* Exercise prompt: After reading the data below, copy out every line that contains the word "plain".

[Entries provided Boundary: Start]

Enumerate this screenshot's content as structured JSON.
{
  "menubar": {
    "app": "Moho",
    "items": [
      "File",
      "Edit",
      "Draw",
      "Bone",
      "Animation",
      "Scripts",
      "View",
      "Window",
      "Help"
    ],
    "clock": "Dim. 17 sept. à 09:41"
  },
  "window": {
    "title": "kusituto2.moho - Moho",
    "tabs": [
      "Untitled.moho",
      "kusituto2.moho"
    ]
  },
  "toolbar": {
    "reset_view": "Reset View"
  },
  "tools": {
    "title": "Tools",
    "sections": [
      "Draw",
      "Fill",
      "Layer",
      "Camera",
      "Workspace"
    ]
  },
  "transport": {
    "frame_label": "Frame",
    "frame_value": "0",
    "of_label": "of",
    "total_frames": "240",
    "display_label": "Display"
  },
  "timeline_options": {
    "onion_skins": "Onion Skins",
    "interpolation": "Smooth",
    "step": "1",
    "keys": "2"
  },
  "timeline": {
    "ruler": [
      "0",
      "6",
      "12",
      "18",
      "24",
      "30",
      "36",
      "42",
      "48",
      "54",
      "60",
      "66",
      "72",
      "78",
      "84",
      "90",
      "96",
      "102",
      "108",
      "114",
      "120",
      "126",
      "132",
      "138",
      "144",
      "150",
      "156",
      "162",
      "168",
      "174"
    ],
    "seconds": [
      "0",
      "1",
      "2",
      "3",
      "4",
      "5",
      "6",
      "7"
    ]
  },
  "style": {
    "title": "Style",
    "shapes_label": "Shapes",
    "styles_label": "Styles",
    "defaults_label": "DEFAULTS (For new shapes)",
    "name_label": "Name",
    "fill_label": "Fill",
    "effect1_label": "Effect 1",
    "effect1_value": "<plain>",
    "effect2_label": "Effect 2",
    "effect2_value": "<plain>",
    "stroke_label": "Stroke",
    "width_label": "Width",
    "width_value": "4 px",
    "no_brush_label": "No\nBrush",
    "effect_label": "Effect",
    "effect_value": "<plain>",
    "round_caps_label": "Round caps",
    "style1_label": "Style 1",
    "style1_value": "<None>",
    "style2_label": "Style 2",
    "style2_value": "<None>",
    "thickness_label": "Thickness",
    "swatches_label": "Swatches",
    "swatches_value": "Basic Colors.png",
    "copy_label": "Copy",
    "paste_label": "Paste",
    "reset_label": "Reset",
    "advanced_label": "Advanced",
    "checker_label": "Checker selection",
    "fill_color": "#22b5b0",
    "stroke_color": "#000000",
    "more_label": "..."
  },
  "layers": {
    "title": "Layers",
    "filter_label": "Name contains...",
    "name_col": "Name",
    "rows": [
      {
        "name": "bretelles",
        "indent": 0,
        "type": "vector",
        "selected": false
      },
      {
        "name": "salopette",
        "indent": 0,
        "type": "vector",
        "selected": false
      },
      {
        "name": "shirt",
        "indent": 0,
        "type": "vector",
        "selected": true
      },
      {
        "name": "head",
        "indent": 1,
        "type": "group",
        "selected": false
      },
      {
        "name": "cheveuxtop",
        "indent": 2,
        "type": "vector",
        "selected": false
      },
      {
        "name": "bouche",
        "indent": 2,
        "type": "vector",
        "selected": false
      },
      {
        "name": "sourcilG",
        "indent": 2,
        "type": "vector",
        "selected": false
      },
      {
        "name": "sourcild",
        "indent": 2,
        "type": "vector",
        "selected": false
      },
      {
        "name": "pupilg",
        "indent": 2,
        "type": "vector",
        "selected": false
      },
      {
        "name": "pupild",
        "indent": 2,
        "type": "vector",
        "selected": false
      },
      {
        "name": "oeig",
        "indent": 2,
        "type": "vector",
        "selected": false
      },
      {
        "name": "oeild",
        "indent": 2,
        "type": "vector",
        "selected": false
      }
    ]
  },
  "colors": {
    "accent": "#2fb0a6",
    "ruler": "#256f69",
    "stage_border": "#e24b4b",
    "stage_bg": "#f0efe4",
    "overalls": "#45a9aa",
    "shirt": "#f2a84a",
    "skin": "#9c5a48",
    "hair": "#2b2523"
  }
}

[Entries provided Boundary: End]

* Exercise answer:
    "effect1_value": "<plain>",
    "effect2_value": "<plain>",
    "effect_value": "<plain>",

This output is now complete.